After practicing for a few years with the Youngstown firm of Rigelhaupt and Rigelhaupt, and then with attorney Martin Goldberg, Mr. Burdman joined several attorneys in establishing a new firm, which most recently went by the name of Burdman, Kretzer, Ellington, Stein, and Marando. In 1987, the firm merged with Nadler and Nadler to form Nadler, Nadler, and Burdman, and continues to operate by the same name in downtown Youngstown today.
Mr. Burdman’s practice was primarily devoted to real estate, small business, and taxation law.
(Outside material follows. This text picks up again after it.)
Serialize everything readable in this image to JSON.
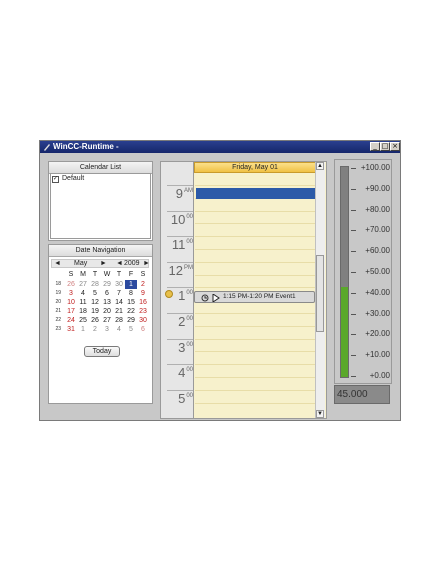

He also maintained a significant pro bono practice, helping friends, family, and others in need manage legal aspects of their personal and business affairs.
Mr. Burdman also partnered with his brothers, Kenneth and Ronald, in a real estate development business. Burdman Brothers built and managed post offices, office buildings, shopping centers, and industrial properties across the Northeast. Even after retiring, Mr. Burdman remained involved part-time in both his legal practice and the family development business for a number of years.
Continuing his family tradition of civic service and expressing his gratitude for the opportunity to practice law, he served for years on Duke Law School’s Board of Visitors, and was an honorary lifetime member. Both a faculty lounge and an endowment for public service fellowships were established at Duke as a result of his generosity. He and his wife also were supporters of numerous civic organizations and Jewish community agencies in the Youngstown area. Mr. Burdman was a member of the Mahoning County, Ohio, and American Bar Associations, and an honorary member of the Ohio State Bar Foundation. He also belonged to the legal fraternity Phi Delta Phi, El Emeth Synagogue, the Simon Weisenthal Center International Leadership Council, St. Albans Lodge of the Masonic Order, and numerous other organizations.
Along with Babette, Mr. Burdman enjoyed traveling, cultural pursuits, and a wide circle of friends across the country. Six years ago, they moved to Arizona, where they had maintained a vacation home.
Family was always an important focus of his life, and the Burdmans had an ever-growing extended one. Mr. Burdman was also a father figure to younger generations outside his immediate family, especially after the death of his brothers and others close to the family.
Mr. Burdman is survived by his wife of 49 years, Babette, his children, Linda Fine, Pamela Burdman; a sister, Ina Rae Levy; and two grandchildren.